Entries supplied below:
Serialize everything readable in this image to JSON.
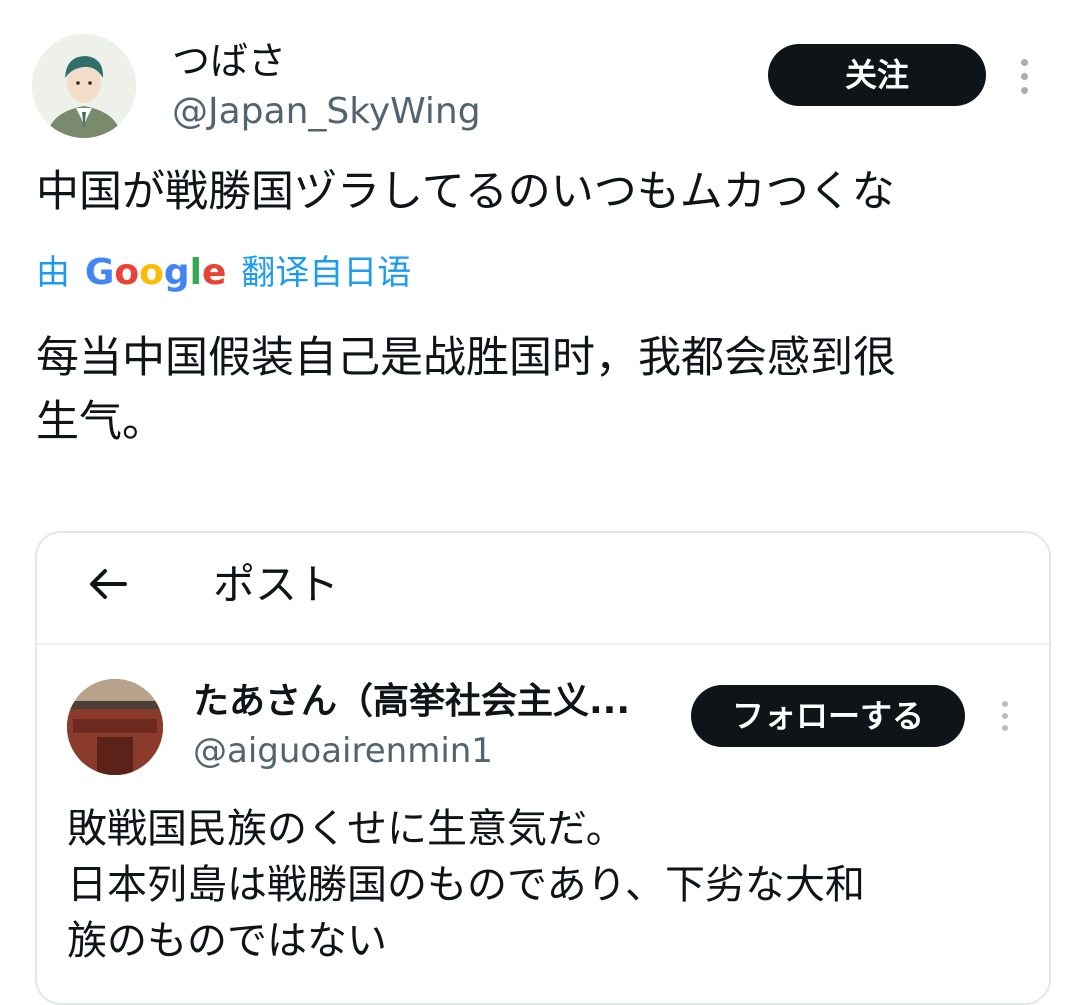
{
  "tweet": {
    "display_name": "つばさ",
    "handle": "@Japan_SkyWing",
    "follow_label": "关注",
    "text": "中国が戦勝国ヅラしてるのいつもムカつくな",
    "translate_prefix": "由",
    "translate_brand": "Google",
    "translate_suffix": "翻译自日语",
    "translation_line1": "每当中国假装自己是战胜国时，我都会感到很",
    "translation_line2": "生气。"
  },
  "embedded_post": {
    "back_icon": "arrow-left-icon",
    "title": "ポスト",
    "display_name": "たあさん（高挙社会主义...",
    "handle": "@aiguoairenmin1",
    "follow_label": "フォローする",
    "text_line1": "敗戦国民族のくせに生意気だ。",
    "text_line2": "日本列島は戦勝国のものであり、下劣な大和",
    "text_line3": "族のものではない"
  },
  "colors": {
    "button_bg": "#0f1419",
    "handle_gray": "#536471",
    "link_blue": "#1d9bf0",
    "border": "#e4e7ea"
  }
}
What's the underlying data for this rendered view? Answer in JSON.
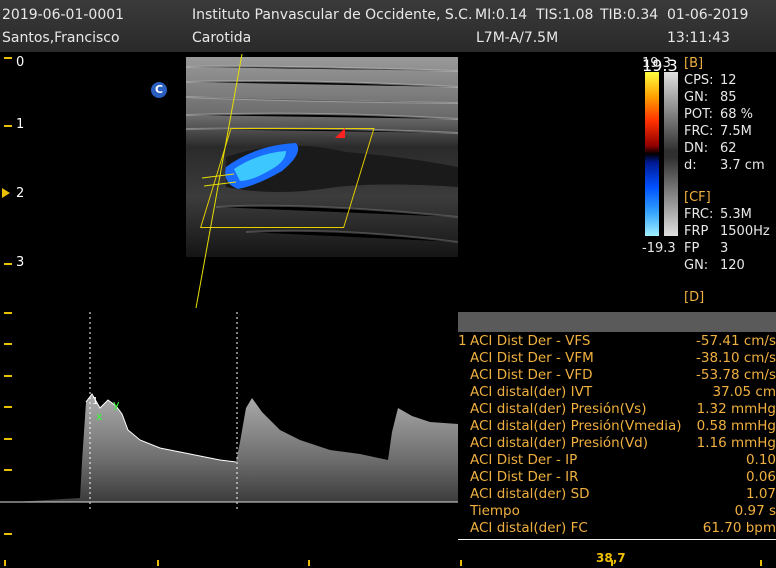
{
  "header": {
    "exam_id": "2019-06-01-0001",
    "institution": "Instituto Panvascular de Occidente, S.C.",
    "mi": "MI:0.14",
    "tis": "TIS:1.08",
    "tib": "TIB:0.34",
    "date": "01-06-2019",
    "patient": "Santos,Francisco",
    "study": "Carotida",
    "probe": "L7M-A/7.5M",
    "time": "13:11:43"
  },
  "depth_scale": [
    "0",
    "1",
    "2",
    "3"
  ],
  "image_marker": "C",
  "color_bar": {
    "top": "19.3",
    "bottom": "-19.3"
  },
  "b_params": {
    "title": "[B]",
    "rows": [
      {
        "label": "CPS:",
        "value": "12"
      },
      {
        "label": "GN:",
        "value": "85"
      },
      {
        "label": "POT:",
        "value": "68 %"
      },
      {
        "label": "FRC:",
        "value": "7.5M"
      },
      {
        "label": "DN:",
        "value": "62"
      },
      {
        "label": "d:",
        "value": "3.7 cm"
      }
    ]
  },
  "cf_params": {
    "title": "[CF]",
    "rows": [
      {
        "label": "FRC:",
        "value": "5.3M"
      },
      {
        "label": "FRP",
        "value": "1500Hz"
      },
      {
        "label": "FP",
        "value": "3"
      },
      {
        "label": "GN:",
        "value": "120"
      }
    ]
  },
  "d_params": {
    "title": "[D]"
  },
  "spectral_markers": {
    "a": "x",
    "b": "y",
    "c": "1"
  },
  "measurements": [
    {
      "index": "1",
      "label": "ACI Dist Der - VFS",
      "value": "-57.41 cm/s"
    },
    {
      "index": "",
      "label": "ACI Dist Der - VFM",
      "value": "-38.10 cm/s"
    },
    {
      "index": "",
      "label": "ACI Dist Der - VFD",
      "value": "-53.78 cm/s"
    },
    {
      "index": "",
      "label": "ACI distal(der) IVT",
      "value": "37.05 cm"
    },
    {
      "index": "",
      "label": "ACI distal(der) Presión(Vs)",
      "value": "1.32 mmHg"
    },
    {
      "index": "",
      "label": "ACI distal(der) Presión(Vmedia)",
      "value": "0.58 mmHg"
    },
    {
      "index": "",
      "label": "ACI distal(der) Presión(Vd)",
      "value": "1.16 mmHg"
    },
    {
      "index": "",
      "label": "ACI Dist Der - IP",
      "value": "0.10"
    },
    {
      "index": "",
      "label": "ACI Dist Der - IR",
      "value": "0.06"
    },
    {
      "index": "",
      "label": "ACI distal(der) SD",
      "value": "1.07"
    },
    {
      "index": "",
      "label": "Tiempo",
      "value": "0.97 s"
    },
    {
      "index": "",
      "label": "ACI distal(der) FC",
      "value": "61.70 bpm"
    }
  ],
  "bottom_value": "38,7",
  "colors": {
    "accent": "#f0b040",
    "tick": "#e8c000",
    "caliper": "#ffff40"
  }
}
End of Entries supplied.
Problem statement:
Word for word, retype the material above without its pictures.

Result:
Serialize everything readable in this image to JSON.
{
  "tweet": {
    "display_name": "つばさ",
    "handle": "@Japan_SkyWing",
    "follow_label": "关注",
    "text": "中国が戦勝国ヅラしてるのいつもムカつくな",
    "translate_prefix": "由",
    "translate_brand": "Google",
    "translate_suffix": "翻译自日语",
    "translation_line1": "每当中国假装自己是战胜国时，我都会感到很",
    "translation_line2": "生气。"
  },
  "embedded_post": {
    "back_icon": "arrow-left-icon",
    "title": "ポスト",
    "display_name": "たあさん（高挙社会主义...",
    "handle": "@aiguoairenmin1",
    "follow_label": "フォローする",
    "text_line1": "敗戦国民族のくせに生意気だ。",
    "text_line2": "日本列島は戦勝国のものであり、下劣な大和",
    "text_line3": "族のものではない"
  },
  "colors": {
    "button_bg": "#0f1419",
    "handle_gray": "#536471",
    "link_blue": "#1d9bf0",
    "border": "#e4e7ea"
  }
}
What's the underlying data for this rendered view? Answer in JSON.
{
  "header": {
    "exam_id": "2019-06-01-0001",
    "institution": "Instituto Panvascular de Occidente, S.C.",
    "mi": "MI:0.14",
    "tis": "TIS:1.08",
    "tib": "TIB:0.34",
    "date": "01-06-2019",
    "patient": "Santos,Francisco",
    "study": "Carotida",
    "probe": "L7M-A/7.5M",
    "time": "13:11:43"
  },
  "depth_scale": [
    "0",
    "1",
    "2",
    "3"
  ],
  "image_marker": "C",
  "color_bar": {
    "top": "19.3",
    "bottom": "-19.3"
  },
  "b_params": {
    "title": "[B]",
    "rows": [
      {
        "label": "CPS:",
        "value": "12"
      },
      {
        "label": "GN:",
        "value": "85"
      },
      {
        "label": "POT:",
        "value": "68 %"
      },
      {
        "label": "FRC:",
        "value": "7.5M"
      },
      {
        "label": "DN:",
        "value": "62"
      },
      {
        "label": "d:",
        "value": "3.7 cm"
      }
    ]
  },
  "cf_params": {
    "title": "[CF]",
    "rows": [
      {
        "label": "FRC:",
        "value": "5.3M"
      },
      {
        "label": "FRP",
        "value": "1500Hz"
      },
      {
        "label": "FP",
        "value": "3"
      },
      {
        "label": "GN:",
        "value": "120"
      }
    ]
  },
  "d_params": {
    "title": "[D]"
  },
  "spectral_markers": {
    "a": "x",
    "b": "y",
    "c": "1"
  },
  "measurements": [
    {
      "index": "1",
      "label": "ACI Dist Der - VFS",
      "value": "-57.41 cm/s"
    },
    {
      "index": "",
      "label": "ACI Dist Der - VFM",
      "value": "-38.10 cm/s"
    },
    {
      "index": "",
      "label": "ACI Dist Der - VFD",
      "value": "-53.78 cm/s"
    },
    {
      "index": "",
      "label": "ACI distal(der) IVT",
      "value": "37.05 cm"
    },
    {
      "index": "",
      "label": "ACI distal(der) Presión(Vs)",
      "value": "1.32 mmHg"
    },
    {
      "index": "",
      "label": "ACI distal(der) Presión(Vmedia)",
      "value": "0.58 mmHg"
    },
    {
      "index": "",
      "label": "ACI distal(der) Presión(Vd)",
      "value": "1.16 mmHg"
    },
    {
      "index": "",
      "label": "ACI Dist Der - IP",
      "value": "0.10"
    },
    {
      "index": "",
      "label": "ACI Dist Der - IR",
      "value": "0.06"
    },
    {
      "index": "",
      "label": "ACI distal(der) SD",
      "value": "1.07"
    },
    {
      "index": "",
      "label": "Tiempo",
      "value": "0.97 s"
    },
    {
      "index": "",
      "label": "ACI distal(der) FC",
      "value": "61.70 bpm"
    }
  ],
  "bottom_value": "38,7",
  "colors": {
    "accent": "#f0b040",
    "tick": "#e8c000",
    "caliper": "#ffff40"
  }
}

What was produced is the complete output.